The 60s and early 70s saw a number of "cover" versions of the James Bond themes on LP, some of them quite kitschy; the best of them was surely The Return of James Bond by Roland Shaw and his orchestra. It featured not only the main themes from the Bond movies but a significant amount of incidental music (as well as a few themes from other spy films)—a bonus that could rarely be found on other albums. Bond Back in Action is quite reminiscent of the latter, although it seems to lack some of the Shaw orchestra's finesse. Conductor Nic Raine has reconstructed the music to interesting effect (the original score manuscripts have been lost, according to the CD notes); most of the tracks differ somewhat from their original recordings, usually just enough to make them interesting in their own right; for what it's worth, none of them would ever be mistaken for the real things. At the time this album was recorded, the previously unreleased tracks were quite a novelty; now that the remastered original soundtracks are available, the novelty lies more in the musical interpretations by Nic Raine than in the presence of the tracks themselves.
The initial idea for Bond Back in Action was to record previously unreleased selections from the Bond scores, but the producers decided that this approach would not be commercially feasible. Therefore, they opted to incorporate numerous unreleased tracks and some of the more "popular" cuts into suites—an effect that, on the whole, works rather well. Bond Back in Action 2, which covers music from the Moore years through GoldenEye is also available, but I do not yet have it for review.
The recording quality of Bond Back in Action is generally good, although the orchestra occasionally seems to stumble—something you'd never hear on an official soundtrack release. However, Vic Flick himself, guitarist for the original James Bond theme, makes an appearance on this album to reprise his solo. The Bond theme is nicely done, if somewhat sparse-sounding compared to the original. And the unreleased cuts from Dr. No still stand out as unique, since the remastered soundtrack does not include new material.
Several of the pieces are quite faithful to the original, especially the full-bodied arrangements from Thunderball and You Only Live Twice. The tracks from From Russia With Love seem to be the weakest, most being played at a faster and more erratic pace than the originals. Every now and then, the orchestra hits an off-key note in On Her Majesty's Secret Service, most notably in "Gumbold's Safe Break" and "Bond Meets the Girls" which—until the recent remastered CD—had never been heard on an album before. Still, the cuts are entertaining and I have to give the producers credit for caring enough about the incidental tracks that have been essentially "lost" over the years. The album ends with an excellent instrumental of the title theme from Diamonds Are Forever.

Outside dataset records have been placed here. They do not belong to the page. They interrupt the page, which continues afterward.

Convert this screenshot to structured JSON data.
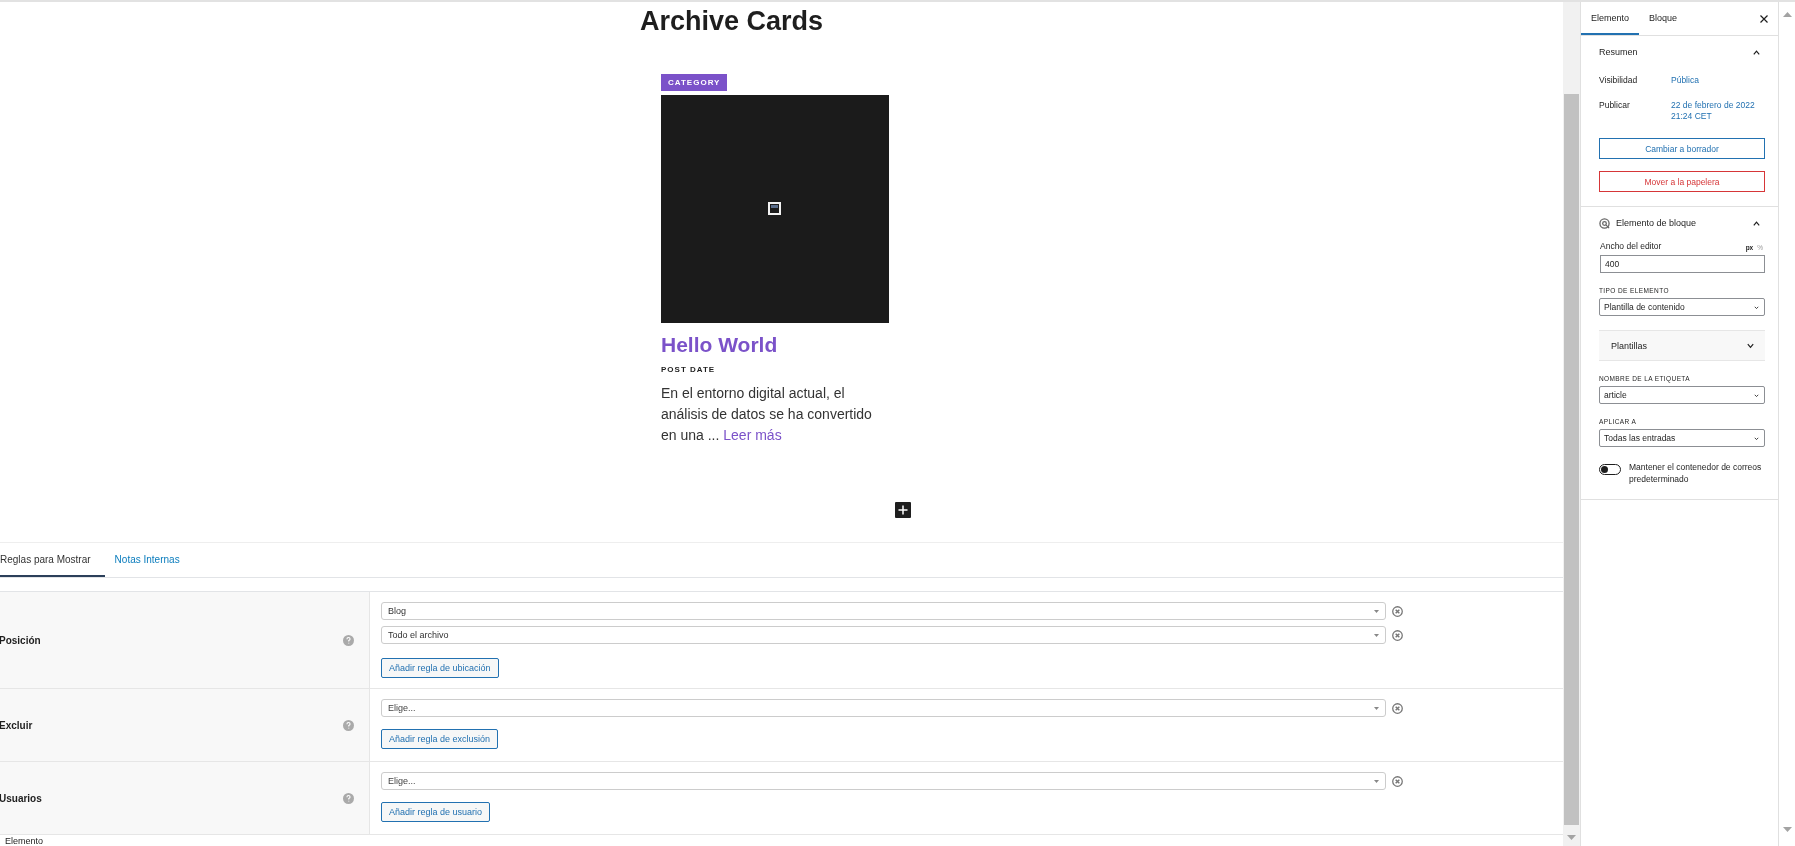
{
  "page_title": "Archive Cards",
  "card": {
    "category": "CATEGORY",
    "title": "Hello World",
    "date": "POST DATE",
    "excerpt": "En el entorno digital actual, el análisis de datos se ha convertido en una ...",
    "read_more": "Leer más"
  },
  "rules_tabs": [
    {
      "label": "Reglas para Mostrar",
      "selected": true
    },
    {
      "label": "Notas Internas",
      "selected": false
    }
  ],
  "rules": [
    {
      "label": "Posición",
      "fields": [
        {
          "value": "Blog"
        },
        {
          "value": "Todo el archivo"
        }
      ],
      "button": "Añadir regla de ubicación"
    },
    {
      "label": "Excluir",
      "fields": [
        {
          "placeholder": "Elige..."
        }
      ],
      "button": "Añadir regla de exclusión"
    },
    {
      "label": "Usuarios",
      "fields": [
        {
          "placeholder": "Elige..."
        }
      ],
      "button": "Añadir regla de usuario"
    }
  ],
  "status_bar": "Elemento",
  "sidebar": {
    "tabs": [
      {
        "label": "Elemento",
        "selected": true
      },
      {
        "label": "Bloque",
        "selected": false
      }
    ],
    "summary": {
      "title": "Resumen",
      "expanded": true,
      "rows": [
        {
          "label": "Visibilidad",
          "value": "Pública"
        },
        {
          "label": "Publicar",
          "value": "22 de febrero de 2022 21:24 CET"
        }
      ],
      "buttons": [
        {
          "label": "Cambiar a borrador",
          "kind": "primary"
        },
        {
          "label": "Mover a la papelera",
          "kind": "danger"
        }
      ]
    },
    "block": {
      "title": "Elemento de bloque",
      "expanded": true,
      "editor_width": {
        "label": "Ancho del editor",
        "value": "400",
        "units": [
          {
            "label": "px",
            "selected": true
          },
          {
            "label": "%",
            "selected": false
          }
        ]
      },
      "element_type": {
        "label": "TIPO DE ELEMENTO",
        "value": "Plantilla de contenido"
      },
      "templates": {
        "title": "Plantillas",
        "expanded": false
      },
      "tag_name": {
        "label": "NOMBRE DE LA ETIQUETA",
        "value": "article"
      },
      "apply_to": {
        "label": "APLICAR A",
        "value": "Todas las entradas"
      },
      "toggle": {
        "label": "Mantener el contenedor de correos predeterminado",
        "on": false
      }
    }
  }
}
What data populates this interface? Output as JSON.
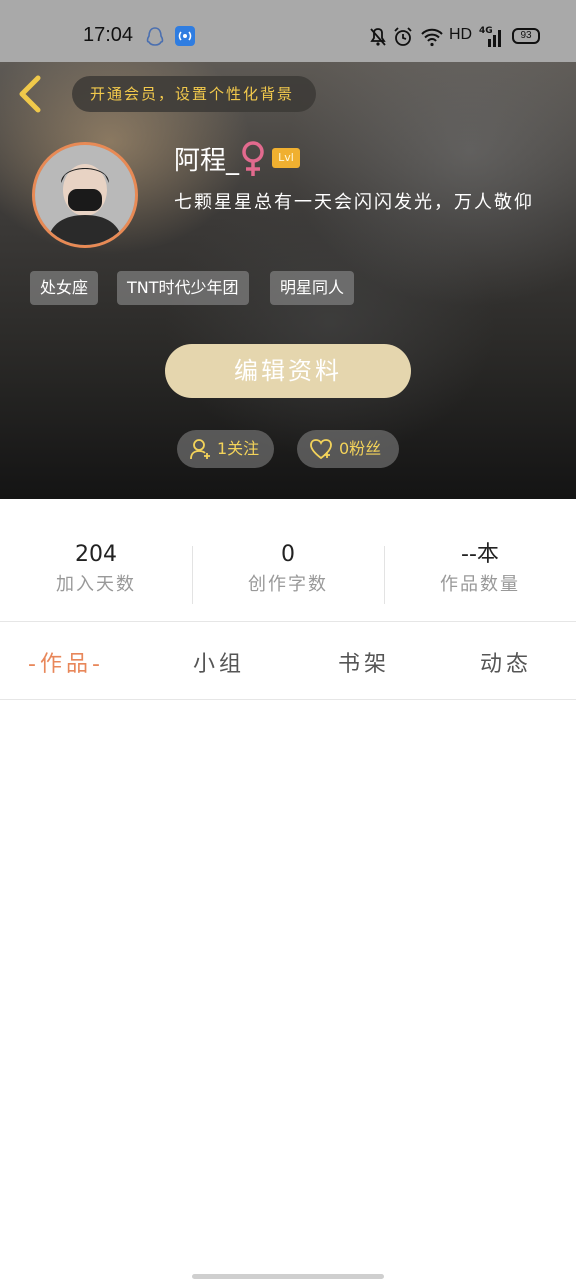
{
  "status_bar": {
    "time": "17:04",
    "network": "HD",
    "signal_label": "4G",
    "battery": "93",
    "icons": [
      "qq-icon",
      "hotspot-icon",
      "bell-off-icon",
      "alarm-icon",
      "wifi-icon",
      "signal-icon",
      "battery-icon"
    ]
  },
  "header": {
    "back_icon": "chevron-left-icon",
    "vip_banner": "开通会员，设置个性化背景",
    "username": "阿程_",
    "gender_icon": "female-icon",
    "level": "Lvl",
    "signature": "七颗星星总有一天会闪闪发光，万人敬仰",
    "tags": [
      "处女座",
      "TNT时代少年团",
      "明星同人"
    ],
    "edit_button": "编辑资料",
    "following": "1关注",
    "fans": "0粉丝",
    "colors": {
      "accent_yellow": "#f3d35a",
      "edit_button_bg": "#e5d6ae",
      "avatar_border": "#e88a55"
    }
  },
  "stats": [
    {
      "value": "204",
      "label": "加入天数"
    },
    {
      "value": "0",
      "label": "创作字数"
    },
    {
      "value": "--本",
      "label": "作品数量"
    }
  ],
  "tabs": [
    {
      "label": "-作品-",
      "active": true
    },
    {
      "label": "小组",
      "active": false
    },
    {
      "label": "书架",
      "active": false
    },
    {
      "label": "动态",
      "active": false
    }
  ],
  "colors": {
    "active_tab": "#e8875a"
  }
}
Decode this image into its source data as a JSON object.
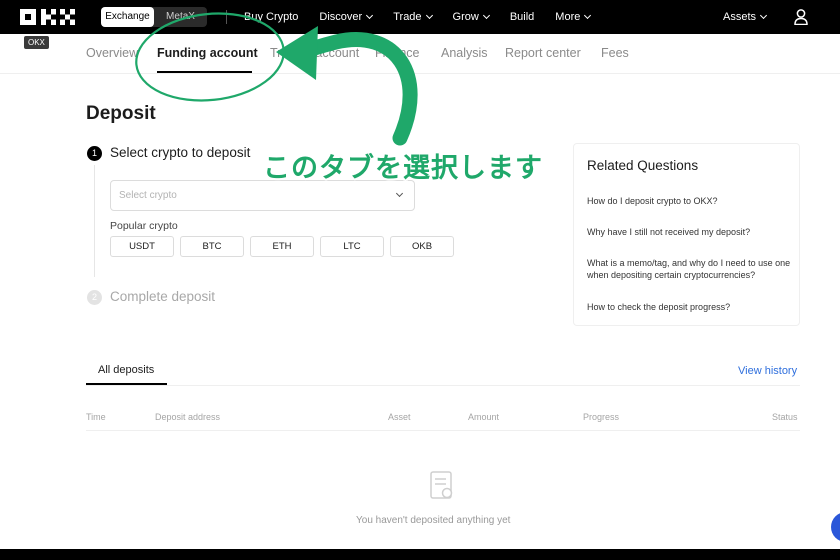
{
  "nav": {
    "toggle": [
      "Exchange",
      "MetaX"
    ],
    "menu": [
      {
        "label": "Buy Crypto",
        "dropdown": false
      },
      {
        "label": "Discover",
        "dropdown": true
      },
      {
        "label": "Trade",
        "dropdown": true
      },
      {
        "label": "Grow",
        "dropdown": true
      },
      {
        "label": "Build",
        "dropdown": false
      },
      {
        "label": "More",
        "dropdown": true
      }
    ],
    "assets_label": "Assets",
    "badge": "OKX"
  },
  "subtabs": [
    "Overview",
    "Funding account",
    "Trading account",
    "Finance",
    "Analysis",
    "Report center",
    "Fees"
  ],
  "page": {
    "title": "Deposit",
    "step1_number": "1",
    "step1_label": "Select crypto to deposit",
    "select_placeholder": "Select crypto",
    "popular_label": "Popular crypto",
    "popular": [
      "USDT",
      "BTC",
      "ETH",
      "LTC",
      "OKB"
    ],
    "step2_number": "2",
    "step2_label": "Complete deposit"
  },
  "related": {
    "title": "Related Questions",
    "questions": [
      "How do I deposit crypto to OKX?",
      "Why have I still not received my deposit?",
      "What is a memo/tag, and why do I need to use one when depositing certain cryptocurrencies?",
      "How to check the deposit progress?"
    ]
  },
  "deposits": {
    "tab": "All deposits",
    "view_history": "View history",
    "columns": [
      "Time",
      "Deposit address",
      "Asset",
      "Amount",
      "Progress",
      "Status"
    ],
    "empty": "You haven't deposited anything yet"
  },
  "annotation": {
    "text": "このタブを選択します",
    "color": "#1fa86a"
  }
}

The CD comes in an all red case and contains a booklet with notes on each movie and some information about the soundtrack cuts. It makes for an intelligent, listenable package, and—until recently—the only source for some of the Bond film music without dialogue and sound effects in the bargain.
Dr. No (Monty Norman)
From Russia With Love (John Barry)
Goldfinger (John Barry)
Thunderball (John Barry)
You Only Live Twice (John Barry)
On Her Majesty's Secret Service (John Barry)
Diamonds Are Forever (John Barry)